If you read my previous blog, 5 Tips for Writing a Job Posting, then you’re well on your way to writing a successful job posting. Before you post that job, though, here are five points to avoid when writing a job posting.
1. Ignoring compensation
Salary plays a big role in a candidate’s decision to accept a job offer or even apply. If your company offers a competitive compensation plan, be sure to mention it. If your company offers a lower salary, talk about the other perks of joining the company such as benefits, culture, advancement opportunities or flexible schedules. While salary can be a major draw, culture and flexibility can be equally attractive to other candidates including millennials.
2. Forgetting to sell
This is where many employers drop the ball. You’re trying to sell your opportunity to a potential candidate. Don’t just use the same cookie cutter job posting that has been in place for 10 years. Get creative and stand out from the others! When creating the job posting, you’ll want to answer two questions:

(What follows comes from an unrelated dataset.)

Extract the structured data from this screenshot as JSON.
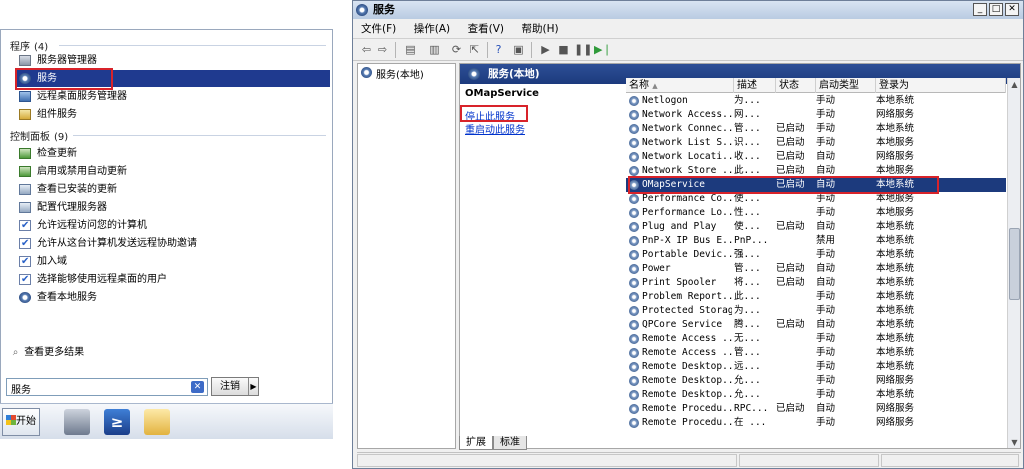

- a. What will candidates love about the job?
- b. What do employees love about your company?
3. Leaving out potential deal breakers
This ties in with my previous post under clear expectations. Lots of travel, straight commission, third shift and etc. All can be potential deal breakers for a candidate. Don’t waste your time or the candidate’s time. Make sure to communicate any deal breakers as it could be a factor into a candidate’s decision to apply for the job.
4. Making promises you can’t keep
“Pay increase after 90 days” or “weekly bonuses” are great examples of promises you may not be able to keep. If you hire someone but they aren’t exactly a rock star and you can’t quite bring yourself to fire them, do you really want to give the person a pay increase? Probably not. But if it’s in writing, they will hold you liable to it. Be sure to mention there is potential for those opportunities and don’t make it a guarantee or promise.
You may not realize you’re doing it but mentioning “seeking recent college graduates” or “young and energetic” can be construed as discrimination. Any mention of age, race, sex, national origin, disability or religion can be considered an act of discrimination.